Please welcome guest author Tom Bricker, photographer extraordinaire, to the DFB! He and his wife, Sarah, operate, a website featuring accounts of their adventures at Walt Disney World and Disneyland. I’ve LONG been a fan of Tom’s photography, so I’m so honored to have his expertise on the blog. Now, let me get my pen so I can start taking notes…

Photographing food at the Disney theme parks can be tricky. If you’ve ever taken a photo of your plate of food and looked at the LCD screen to find a blurry photo with odd colors, you know this.

The low and uneven lighting in many Disney restaurants can wreak havoc on a camera’s sensor, and bland composition can further reduce the visual appeal of food photos — even when the dishes photographed are especially mouth-watering! However, with just a few small changes to how you photograph food, you can achieve much better results. Here are my tips to producing visually delicious food photos:

Considering Photo Composition

Regardless of whether you’re using a DSLR or a point & shoot camera, composition is extremely important. It may sound funny to think of composition when photographing food; after all, it’s just a plate of food, right? How many different ways are there to photograph a plate of food?! Surprisingly, there are a lot of different ways, and the way you choose can [Read more…]

Food Photography Tips and Tricks

Disney Food Blog contributor Megan Dorsey offered a few food photography tips she’d learned from taking pics on a recent trip, and I thought it’d be fun to compile a few more from some photographer friends and me! More and more folks are starting to join the weird crowd of us who take photos of everything we eat, so tips and tricks are always fun to share!

The following tips are compiled from Megan, Anna G. who writes Cookie Madness, Joe S. from Culinary in the Country, my Dad (a professional photographer), and me!:

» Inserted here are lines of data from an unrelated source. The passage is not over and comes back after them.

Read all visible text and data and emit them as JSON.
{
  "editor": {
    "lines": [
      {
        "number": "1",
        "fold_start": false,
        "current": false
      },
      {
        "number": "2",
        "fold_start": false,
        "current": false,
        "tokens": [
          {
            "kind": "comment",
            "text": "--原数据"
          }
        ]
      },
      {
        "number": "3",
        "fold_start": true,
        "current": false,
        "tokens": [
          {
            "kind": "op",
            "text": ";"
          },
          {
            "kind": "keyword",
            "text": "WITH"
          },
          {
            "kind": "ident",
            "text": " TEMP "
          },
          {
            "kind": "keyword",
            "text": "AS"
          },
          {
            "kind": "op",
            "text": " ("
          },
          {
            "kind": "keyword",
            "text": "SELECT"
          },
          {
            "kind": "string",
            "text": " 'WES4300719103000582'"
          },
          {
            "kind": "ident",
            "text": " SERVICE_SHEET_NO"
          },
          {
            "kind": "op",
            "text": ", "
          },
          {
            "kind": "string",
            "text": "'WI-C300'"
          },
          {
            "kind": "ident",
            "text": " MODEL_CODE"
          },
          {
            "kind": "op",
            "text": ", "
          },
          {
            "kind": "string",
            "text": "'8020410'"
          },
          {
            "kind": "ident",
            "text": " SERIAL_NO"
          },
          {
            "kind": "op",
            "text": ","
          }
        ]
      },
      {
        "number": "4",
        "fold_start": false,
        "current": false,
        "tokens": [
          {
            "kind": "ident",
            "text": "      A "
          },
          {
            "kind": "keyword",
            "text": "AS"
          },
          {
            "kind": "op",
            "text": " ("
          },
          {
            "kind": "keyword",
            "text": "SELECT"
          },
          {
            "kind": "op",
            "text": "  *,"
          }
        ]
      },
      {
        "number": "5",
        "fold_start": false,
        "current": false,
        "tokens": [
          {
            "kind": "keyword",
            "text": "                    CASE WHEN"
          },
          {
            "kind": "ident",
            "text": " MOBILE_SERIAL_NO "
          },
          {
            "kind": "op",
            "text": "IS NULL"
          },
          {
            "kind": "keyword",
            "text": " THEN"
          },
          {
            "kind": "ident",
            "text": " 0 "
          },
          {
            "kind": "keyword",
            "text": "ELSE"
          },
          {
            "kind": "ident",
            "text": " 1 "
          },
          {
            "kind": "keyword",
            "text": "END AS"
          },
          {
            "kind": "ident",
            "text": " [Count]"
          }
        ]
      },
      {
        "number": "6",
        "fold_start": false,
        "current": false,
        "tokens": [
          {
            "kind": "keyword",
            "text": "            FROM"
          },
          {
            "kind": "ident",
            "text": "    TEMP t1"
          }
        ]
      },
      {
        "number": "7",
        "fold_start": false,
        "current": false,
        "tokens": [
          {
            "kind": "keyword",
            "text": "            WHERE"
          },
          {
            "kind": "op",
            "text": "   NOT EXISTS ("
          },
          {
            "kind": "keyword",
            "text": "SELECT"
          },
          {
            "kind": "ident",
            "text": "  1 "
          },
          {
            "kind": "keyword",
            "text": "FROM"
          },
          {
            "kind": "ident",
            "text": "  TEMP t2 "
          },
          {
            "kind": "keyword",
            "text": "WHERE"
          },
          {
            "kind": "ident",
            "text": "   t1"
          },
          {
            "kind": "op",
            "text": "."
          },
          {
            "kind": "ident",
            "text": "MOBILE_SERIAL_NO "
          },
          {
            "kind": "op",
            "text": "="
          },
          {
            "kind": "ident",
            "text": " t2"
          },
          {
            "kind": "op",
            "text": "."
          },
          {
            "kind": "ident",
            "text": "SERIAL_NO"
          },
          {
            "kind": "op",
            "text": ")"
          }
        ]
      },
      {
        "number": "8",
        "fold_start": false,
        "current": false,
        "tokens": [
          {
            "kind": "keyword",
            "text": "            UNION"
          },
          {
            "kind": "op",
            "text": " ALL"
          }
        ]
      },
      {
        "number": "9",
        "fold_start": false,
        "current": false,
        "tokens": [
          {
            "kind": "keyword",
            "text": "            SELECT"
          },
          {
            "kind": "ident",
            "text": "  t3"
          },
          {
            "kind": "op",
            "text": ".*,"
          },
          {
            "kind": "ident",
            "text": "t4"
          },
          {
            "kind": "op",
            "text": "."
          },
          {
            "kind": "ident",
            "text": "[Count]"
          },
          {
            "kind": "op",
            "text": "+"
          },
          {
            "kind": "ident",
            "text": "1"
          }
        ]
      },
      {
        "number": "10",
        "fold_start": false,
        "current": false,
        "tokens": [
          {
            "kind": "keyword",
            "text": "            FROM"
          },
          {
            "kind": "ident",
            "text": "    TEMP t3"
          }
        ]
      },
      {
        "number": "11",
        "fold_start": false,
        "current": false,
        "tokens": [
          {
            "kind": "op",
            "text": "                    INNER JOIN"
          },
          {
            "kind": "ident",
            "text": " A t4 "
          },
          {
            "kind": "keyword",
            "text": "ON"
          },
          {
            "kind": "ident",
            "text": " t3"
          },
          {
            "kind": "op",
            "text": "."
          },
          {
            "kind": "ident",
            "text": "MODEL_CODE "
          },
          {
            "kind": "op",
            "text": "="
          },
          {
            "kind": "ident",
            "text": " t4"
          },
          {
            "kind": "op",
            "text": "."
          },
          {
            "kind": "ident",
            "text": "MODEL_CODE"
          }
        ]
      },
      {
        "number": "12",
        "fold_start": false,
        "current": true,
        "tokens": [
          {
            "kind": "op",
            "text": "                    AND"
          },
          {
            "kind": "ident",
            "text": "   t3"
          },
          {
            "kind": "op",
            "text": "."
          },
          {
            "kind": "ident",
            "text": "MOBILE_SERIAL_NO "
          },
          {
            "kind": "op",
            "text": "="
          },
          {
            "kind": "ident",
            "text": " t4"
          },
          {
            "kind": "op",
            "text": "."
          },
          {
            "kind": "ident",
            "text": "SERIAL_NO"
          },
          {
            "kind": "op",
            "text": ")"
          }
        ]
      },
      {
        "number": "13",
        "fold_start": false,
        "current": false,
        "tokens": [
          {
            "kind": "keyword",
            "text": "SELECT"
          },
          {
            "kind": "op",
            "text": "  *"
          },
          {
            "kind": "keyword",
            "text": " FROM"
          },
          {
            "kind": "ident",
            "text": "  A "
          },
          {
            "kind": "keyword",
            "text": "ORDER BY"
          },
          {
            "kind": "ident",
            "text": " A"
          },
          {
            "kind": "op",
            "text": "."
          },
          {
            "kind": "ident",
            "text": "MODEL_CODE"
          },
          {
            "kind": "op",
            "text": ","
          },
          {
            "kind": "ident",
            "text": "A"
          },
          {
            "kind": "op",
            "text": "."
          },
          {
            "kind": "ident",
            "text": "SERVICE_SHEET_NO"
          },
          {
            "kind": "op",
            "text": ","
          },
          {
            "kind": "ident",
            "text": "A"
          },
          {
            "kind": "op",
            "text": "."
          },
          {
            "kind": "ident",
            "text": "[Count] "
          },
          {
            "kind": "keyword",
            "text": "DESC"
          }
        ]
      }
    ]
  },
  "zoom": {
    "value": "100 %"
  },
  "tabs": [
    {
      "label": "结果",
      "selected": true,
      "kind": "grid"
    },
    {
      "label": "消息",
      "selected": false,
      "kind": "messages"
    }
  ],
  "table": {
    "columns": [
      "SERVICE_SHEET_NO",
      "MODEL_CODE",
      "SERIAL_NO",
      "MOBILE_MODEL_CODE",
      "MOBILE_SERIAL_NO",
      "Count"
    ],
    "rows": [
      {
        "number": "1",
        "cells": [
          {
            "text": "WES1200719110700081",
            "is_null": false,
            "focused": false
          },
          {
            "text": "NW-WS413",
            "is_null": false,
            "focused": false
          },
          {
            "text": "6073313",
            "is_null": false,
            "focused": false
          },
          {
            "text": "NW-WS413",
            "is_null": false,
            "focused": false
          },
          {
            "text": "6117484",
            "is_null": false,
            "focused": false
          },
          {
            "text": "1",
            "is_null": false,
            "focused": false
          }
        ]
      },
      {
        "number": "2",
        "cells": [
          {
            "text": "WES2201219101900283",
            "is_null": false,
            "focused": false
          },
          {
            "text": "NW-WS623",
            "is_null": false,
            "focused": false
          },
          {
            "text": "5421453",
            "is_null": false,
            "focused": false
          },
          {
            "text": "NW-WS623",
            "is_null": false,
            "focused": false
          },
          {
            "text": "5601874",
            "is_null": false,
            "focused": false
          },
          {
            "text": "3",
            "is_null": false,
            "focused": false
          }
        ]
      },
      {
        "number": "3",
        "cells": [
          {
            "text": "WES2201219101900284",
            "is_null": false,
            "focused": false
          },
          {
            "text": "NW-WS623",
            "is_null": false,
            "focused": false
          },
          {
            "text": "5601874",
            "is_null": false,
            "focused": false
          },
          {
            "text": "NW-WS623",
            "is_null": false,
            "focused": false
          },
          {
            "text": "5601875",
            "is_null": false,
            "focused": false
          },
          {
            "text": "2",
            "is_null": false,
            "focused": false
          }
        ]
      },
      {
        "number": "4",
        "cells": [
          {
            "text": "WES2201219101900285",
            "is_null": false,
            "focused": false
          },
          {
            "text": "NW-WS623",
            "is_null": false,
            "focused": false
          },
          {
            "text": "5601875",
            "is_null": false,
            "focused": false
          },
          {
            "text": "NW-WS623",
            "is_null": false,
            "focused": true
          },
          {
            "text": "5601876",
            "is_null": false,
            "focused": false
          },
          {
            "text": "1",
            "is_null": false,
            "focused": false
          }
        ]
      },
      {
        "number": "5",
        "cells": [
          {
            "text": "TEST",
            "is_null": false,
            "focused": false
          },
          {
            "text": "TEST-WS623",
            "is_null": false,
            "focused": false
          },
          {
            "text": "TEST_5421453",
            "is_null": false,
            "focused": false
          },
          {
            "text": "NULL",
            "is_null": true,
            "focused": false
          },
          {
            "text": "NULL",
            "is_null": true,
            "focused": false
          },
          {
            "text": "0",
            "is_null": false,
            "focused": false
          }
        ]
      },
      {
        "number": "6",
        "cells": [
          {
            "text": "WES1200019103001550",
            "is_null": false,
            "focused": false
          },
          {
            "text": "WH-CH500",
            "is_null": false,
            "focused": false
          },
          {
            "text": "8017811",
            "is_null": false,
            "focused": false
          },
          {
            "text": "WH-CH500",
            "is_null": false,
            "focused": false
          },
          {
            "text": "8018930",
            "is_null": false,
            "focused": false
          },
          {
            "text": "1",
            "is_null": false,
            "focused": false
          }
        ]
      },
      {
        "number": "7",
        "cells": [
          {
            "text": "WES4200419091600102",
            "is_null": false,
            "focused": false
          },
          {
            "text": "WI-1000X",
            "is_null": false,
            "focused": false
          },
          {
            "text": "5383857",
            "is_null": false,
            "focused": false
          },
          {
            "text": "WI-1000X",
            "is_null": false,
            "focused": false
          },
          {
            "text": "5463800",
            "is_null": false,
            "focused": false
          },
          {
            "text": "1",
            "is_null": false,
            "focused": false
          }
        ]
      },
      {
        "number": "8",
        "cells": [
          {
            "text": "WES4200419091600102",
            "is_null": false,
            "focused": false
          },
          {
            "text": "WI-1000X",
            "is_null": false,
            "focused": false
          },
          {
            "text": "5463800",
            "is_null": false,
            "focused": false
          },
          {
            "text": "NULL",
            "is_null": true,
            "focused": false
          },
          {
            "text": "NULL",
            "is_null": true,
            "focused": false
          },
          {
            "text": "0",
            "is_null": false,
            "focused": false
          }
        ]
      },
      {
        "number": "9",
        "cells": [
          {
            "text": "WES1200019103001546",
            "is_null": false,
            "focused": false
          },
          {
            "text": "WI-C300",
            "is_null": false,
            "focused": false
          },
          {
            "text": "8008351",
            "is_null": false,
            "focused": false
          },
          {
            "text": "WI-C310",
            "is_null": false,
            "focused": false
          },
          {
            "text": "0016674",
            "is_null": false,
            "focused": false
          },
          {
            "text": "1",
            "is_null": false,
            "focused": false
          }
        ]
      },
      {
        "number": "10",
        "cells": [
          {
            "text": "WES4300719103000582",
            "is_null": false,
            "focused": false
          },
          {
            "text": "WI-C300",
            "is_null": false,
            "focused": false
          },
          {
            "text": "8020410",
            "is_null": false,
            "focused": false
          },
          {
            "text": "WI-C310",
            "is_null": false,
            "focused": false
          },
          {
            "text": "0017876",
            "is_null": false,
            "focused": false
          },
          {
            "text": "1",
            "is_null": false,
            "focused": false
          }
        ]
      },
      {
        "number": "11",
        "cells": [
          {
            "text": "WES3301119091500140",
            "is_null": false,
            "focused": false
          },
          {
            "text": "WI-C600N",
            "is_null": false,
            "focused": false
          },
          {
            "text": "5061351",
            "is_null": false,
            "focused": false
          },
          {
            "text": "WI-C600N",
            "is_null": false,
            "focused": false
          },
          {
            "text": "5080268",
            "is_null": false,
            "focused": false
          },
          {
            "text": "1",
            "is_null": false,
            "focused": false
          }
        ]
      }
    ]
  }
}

1. Play around with camera angles: While taking photos directly above the plate looking down works well for many entrees and shows the whole plate, some foods are more impressive when seen from the side. Experiment with different angles (makes it harder to keep us, the kids, and the other table stuff out of some shots.)

A Side-View Offers a Unique Photograph of this Brownie

2. Try to clear away the rest of the table clutter from the shot. (Hard with two kids.)

3. Have the camera ready because it is tempting to start eating before you take the picture. If the camera is on the table it serves as a reminder to [Read more…]